[Entries provided]
————

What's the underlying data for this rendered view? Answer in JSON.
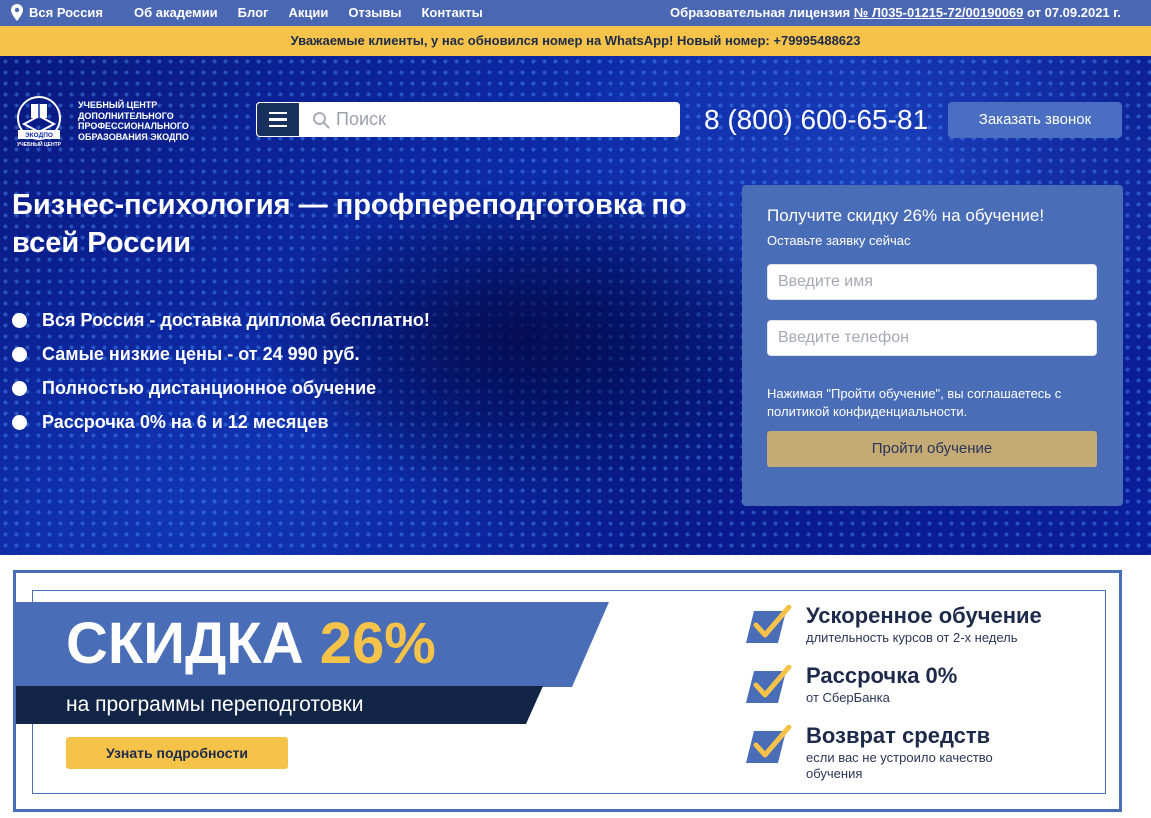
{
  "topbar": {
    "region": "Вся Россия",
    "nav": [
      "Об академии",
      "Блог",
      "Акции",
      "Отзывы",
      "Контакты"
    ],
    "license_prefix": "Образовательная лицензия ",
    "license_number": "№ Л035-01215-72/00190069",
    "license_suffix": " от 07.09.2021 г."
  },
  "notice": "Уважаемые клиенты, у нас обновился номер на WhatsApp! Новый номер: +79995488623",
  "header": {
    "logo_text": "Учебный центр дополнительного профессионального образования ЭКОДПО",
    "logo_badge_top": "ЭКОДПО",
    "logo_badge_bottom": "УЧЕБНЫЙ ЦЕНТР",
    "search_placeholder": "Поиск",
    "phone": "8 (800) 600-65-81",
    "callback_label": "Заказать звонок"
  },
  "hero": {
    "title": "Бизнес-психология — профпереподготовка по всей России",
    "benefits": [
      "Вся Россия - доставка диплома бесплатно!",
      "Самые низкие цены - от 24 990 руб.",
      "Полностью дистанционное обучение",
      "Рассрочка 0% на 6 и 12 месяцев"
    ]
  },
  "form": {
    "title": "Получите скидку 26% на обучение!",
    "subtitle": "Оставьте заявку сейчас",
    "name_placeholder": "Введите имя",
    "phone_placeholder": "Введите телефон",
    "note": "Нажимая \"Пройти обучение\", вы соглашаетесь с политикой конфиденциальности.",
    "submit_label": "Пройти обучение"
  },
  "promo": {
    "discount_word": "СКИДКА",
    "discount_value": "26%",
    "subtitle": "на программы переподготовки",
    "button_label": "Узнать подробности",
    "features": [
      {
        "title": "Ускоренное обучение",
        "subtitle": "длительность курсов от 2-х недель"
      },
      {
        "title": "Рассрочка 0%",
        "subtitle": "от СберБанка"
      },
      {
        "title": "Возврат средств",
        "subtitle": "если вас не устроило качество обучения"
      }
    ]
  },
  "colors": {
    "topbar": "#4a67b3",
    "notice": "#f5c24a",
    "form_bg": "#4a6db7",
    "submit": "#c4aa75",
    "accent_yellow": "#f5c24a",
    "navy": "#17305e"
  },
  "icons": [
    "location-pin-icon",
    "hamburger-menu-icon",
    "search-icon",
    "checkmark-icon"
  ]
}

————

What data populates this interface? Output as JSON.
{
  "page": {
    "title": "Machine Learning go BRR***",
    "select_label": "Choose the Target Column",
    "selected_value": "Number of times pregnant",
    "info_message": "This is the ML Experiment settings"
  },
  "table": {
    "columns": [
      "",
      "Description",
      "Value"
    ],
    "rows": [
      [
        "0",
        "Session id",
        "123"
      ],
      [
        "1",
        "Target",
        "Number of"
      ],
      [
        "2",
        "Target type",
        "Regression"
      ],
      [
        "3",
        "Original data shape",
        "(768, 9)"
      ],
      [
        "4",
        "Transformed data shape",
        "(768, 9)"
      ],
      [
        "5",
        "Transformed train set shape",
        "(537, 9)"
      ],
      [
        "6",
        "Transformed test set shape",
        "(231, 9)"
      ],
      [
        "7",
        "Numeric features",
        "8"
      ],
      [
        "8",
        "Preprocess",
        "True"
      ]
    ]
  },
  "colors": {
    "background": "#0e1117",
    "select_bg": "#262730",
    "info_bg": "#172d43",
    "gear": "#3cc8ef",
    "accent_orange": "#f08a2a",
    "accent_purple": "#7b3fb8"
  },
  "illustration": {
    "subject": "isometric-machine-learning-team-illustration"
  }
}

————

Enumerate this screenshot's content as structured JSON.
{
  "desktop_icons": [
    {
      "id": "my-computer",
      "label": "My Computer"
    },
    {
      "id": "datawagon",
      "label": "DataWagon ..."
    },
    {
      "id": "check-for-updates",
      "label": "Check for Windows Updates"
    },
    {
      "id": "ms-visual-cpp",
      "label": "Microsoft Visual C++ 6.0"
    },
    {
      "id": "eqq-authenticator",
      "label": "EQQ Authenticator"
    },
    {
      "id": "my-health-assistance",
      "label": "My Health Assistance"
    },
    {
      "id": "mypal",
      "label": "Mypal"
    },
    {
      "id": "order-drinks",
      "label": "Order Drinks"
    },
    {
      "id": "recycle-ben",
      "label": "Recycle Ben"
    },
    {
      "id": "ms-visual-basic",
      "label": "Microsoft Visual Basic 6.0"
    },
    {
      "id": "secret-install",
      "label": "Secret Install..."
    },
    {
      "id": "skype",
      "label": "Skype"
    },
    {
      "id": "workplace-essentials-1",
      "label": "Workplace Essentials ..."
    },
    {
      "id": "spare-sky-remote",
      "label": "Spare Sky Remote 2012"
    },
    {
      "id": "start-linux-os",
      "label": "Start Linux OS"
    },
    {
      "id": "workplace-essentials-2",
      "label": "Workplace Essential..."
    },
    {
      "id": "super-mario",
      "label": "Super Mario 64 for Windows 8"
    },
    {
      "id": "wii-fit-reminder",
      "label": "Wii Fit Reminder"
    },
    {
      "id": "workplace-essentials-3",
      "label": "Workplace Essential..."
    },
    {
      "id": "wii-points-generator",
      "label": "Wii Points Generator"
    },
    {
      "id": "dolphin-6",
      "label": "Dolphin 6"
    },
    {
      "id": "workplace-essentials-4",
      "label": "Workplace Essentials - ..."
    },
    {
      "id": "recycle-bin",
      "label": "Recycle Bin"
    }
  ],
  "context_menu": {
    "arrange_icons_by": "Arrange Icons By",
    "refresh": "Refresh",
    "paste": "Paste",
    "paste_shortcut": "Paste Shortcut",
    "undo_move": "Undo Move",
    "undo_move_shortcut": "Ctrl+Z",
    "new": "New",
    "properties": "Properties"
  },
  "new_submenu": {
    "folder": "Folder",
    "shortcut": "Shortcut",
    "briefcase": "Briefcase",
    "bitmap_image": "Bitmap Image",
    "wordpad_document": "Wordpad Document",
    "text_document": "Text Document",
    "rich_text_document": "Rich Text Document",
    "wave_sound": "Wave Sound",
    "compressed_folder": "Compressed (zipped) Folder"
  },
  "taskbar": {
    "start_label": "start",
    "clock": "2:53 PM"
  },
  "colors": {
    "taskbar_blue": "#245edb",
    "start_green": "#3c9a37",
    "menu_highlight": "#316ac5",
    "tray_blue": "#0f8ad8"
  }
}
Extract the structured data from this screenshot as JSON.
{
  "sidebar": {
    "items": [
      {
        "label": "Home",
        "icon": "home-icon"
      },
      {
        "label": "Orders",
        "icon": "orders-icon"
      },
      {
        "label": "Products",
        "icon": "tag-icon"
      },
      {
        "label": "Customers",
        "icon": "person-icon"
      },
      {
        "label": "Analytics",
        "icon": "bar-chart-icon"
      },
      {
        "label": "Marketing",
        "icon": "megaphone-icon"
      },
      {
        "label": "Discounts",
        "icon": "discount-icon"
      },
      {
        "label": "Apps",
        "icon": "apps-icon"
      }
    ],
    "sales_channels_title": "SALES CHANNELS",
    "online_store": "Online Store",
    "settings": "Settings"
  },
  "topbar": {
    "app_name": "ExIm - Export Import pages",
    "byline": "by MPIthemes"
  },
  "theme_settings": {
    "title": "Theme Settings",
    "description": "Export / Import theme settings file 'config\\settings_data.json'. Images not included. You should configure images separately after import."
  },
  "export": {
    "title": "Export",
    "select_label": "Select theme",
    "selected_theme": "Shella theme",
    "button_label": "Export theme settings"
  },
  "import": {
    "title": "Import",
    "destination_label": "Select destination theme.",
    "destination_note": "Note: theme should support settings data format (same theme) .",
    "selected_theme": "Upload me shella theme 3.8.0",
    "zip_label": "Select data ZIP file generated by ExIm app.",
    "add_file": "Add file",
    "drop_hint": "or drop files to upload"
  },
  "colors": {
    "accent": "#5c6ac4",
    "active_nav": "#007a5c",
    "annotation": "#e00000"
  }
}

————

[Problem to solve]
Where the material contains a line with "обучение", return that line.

[Answer to the problem]
      "Полностью дистанционное обучение",
    "title": "Получите скидку 26% на обучение!",
    "note": "Нажимая \"Пройти обучение\", вы соглашаетесь с политикой конфиденциальности.",
    "submit_label": "Пройти обучение"
        "title": "Ускоренное обучение",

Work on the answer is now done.